Barbara, I could have responded. But that would have made us laugh. Only now did I realize that the answers to her questions were "nothing" and "help me."
Then this past Tuesday, the doors reappeared. "They" said it was the last time.
A Bouncer was waiting at the end of the alley. He had the same serenity as The One They Let Out. It wasn't a creepy cultish serenity, but like he was mildly high, had just gotten a raise, spent it all on Chinese take-out and this was perhaps the best day of his life.
Mate, like we were sailors on the same voyage.
Screw Barb. Screw her and her walks. Didn't she know no one left on Earth's idea of an enjoyable evening was tripping over buckling concrete and seeing what wasn't anymore?
My hands shook with excitement as I handed over my papers. My release form. My STD check. My proof that I loved life. That was a hard one. My sister took a cache of photos, cards, and letters of recommendation.
I had one sentence written on the back of a hamburger wrapper.
Wading in the ocean with my shoes off.
The bouncer flipped right past it with a faint, "Very good" making me think its requirement was a joke. Something they all snickered about on the inside.
"Looks like we're all ..."
I stepped forward. So long, Barb who wasn't even tempted to Elope, not once. Goodbye constant television. Goodbye boxed food. I heard on the other side they didn't eat so much as absorb aromas.
A beefy hand hit my chest.
"Whoops, one second. On the release date you've written a six over the five."
We looked at my form. The Bouncer's last job before closing the door was dropping the forms in a mailbox. It was symbolic. The postal service had been deserted since the first elopement.
I ___ of sound body and mine have chosen to elope to A Better Place.
The bouncer jabbed his finger at my affidavit where yesterday's five was scribbled over with today's six.
Fine. I had intended to come yesterday, but then Barb brought home Abe's Fried and I figured what would one final farewell meal hurt? After that, it was food coma, and reruns and so what if today was the last day to elope? I wanted to go. I did.
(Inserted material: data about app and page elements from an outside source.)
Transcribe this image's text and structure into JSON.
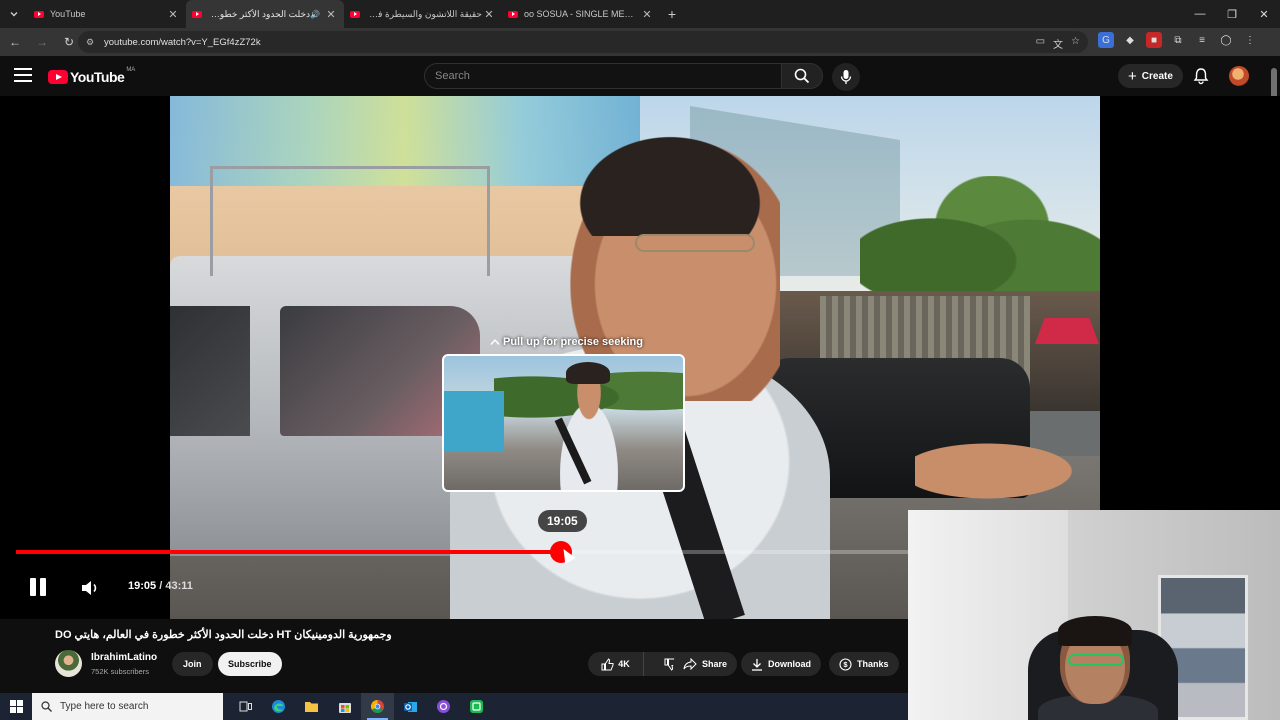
{
  "browser": {
    "tabs": [
      {
        "title": "YouTube",
        "active": false,
        "audio": false
      },
      {
        "title": "دخلت الحدود الأكثر خطورة في...",
        "active": true,
        "audio": true
      },
      {
        "title": "حقيقة اللاتشون والسيطرة في م...",
        "active": false,
        "audio": false
      },
      {
        "title": "oo SOSUA - SINGLE MEN'S PAR...",
        "active": false,
        "audio": false
      }
    ],
    "new_tab": "+",
    "url": "youtube.com/watch?v=Y_EGf4zZ72k"
  },
  "youtube": {
    "logo_text": "YouTube",
    "region": "MA",
    "search_placeholder": "Search",
    "create_label": "Create"
  },
  "player": {
    "seek_hint": "Pull up for precise seeking",
    "hover_time": "19:05",
    "current_time": "19:05",
    "separator": "/",
    "duration": "43:11",
    "progress_fraction": 0.611
  },
  "video": {
    "title": "وجمهورية الدومينيكان HT دخلت الحدود الأكثر خطورة في العالم، هايتي DO",
    "channel_name": "IbrahimLatino",
    "subscribers": "752K subscribers",
    "join_label": "Join",
    "subscribe_label": "Subscribe",
    "likes": "4K",
    "share_label": "Share",
    "download_label": "Download",
    "thanks_label": "Thanks"
  },
  "taskbar": {
    "search_placeholder": "Type here to search"
  },
  "colors": {
    "accent_red": "#ff0000",
    "background": "#0f0f0f"
  }
}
The Bouncer and I kept staring at my release. Barb thought I'd gone for bagels. She was probably texting hurry up. I wouldn't know. I'd stomped on my phone at the entrance to the alley.
"Paperwork needs to be clean. To make sure you're certain."
"But I am, this time."
Okay, so I'd filled out all the forms for the fourth Elopement, too. It wasn't my fault they aired a new episode of Who Did What Now? moments before the doors closed. Everyone who stayed still said the broadcast of that new episode was a government plot. Except for that elopement so many bureaucrats left, too.
"Rules are rules. Paperwork's got to be clean."
I knew if I grabbed my papers and jumped through the door they'd let me go. I was certain of it.
"Do you have another copy of the form?" I asked.
"Sorry, mate, I don't. And we're about to close up, so...."
"When are you coming back?"
I peered around him, inside the door. All I could see was a grey hallway. Only, the floor wasn't connected to the doorframe. It floated an inch above it and a soft blue green glow emanated from the gap. The bouncer's hand slapped my shoulder, the way you offer condolences at a funeral.
"Soon, I'm sure."
What he meant was never.
It didn't matter. I could change my life here. Before she left six years ago, my sister said, "Never mind what's over the fence. Tend your own grass and make it greener."
I should break up with Barb. I think I hated her. And I think she probably hated me, too. My job should go as well. There were so many great openings nowadays. Who cared if I wasn't qualified? Look at George. He ran the zoo.
A couple jostled past, nearly throwing their paperwork at the Bouncer who laughed and waved them through. Then he stepped into the hall, and with a general nod in my general direction, shut the door behind him.
I was 43.
I should probably just marry Barb.
I shredded my paperwork. It wasn't that bad here. At least I didn't have to live with my sister's disappointment anymore. I only had to live with mine.
And we'd been getting along fine for years.
Corrie Wang's debut novel, The Takedown, came out in April through Disney FreeForm books. She is co-owner of Short Grain food truck and is currently at work on her second novel which will release Fall 2019.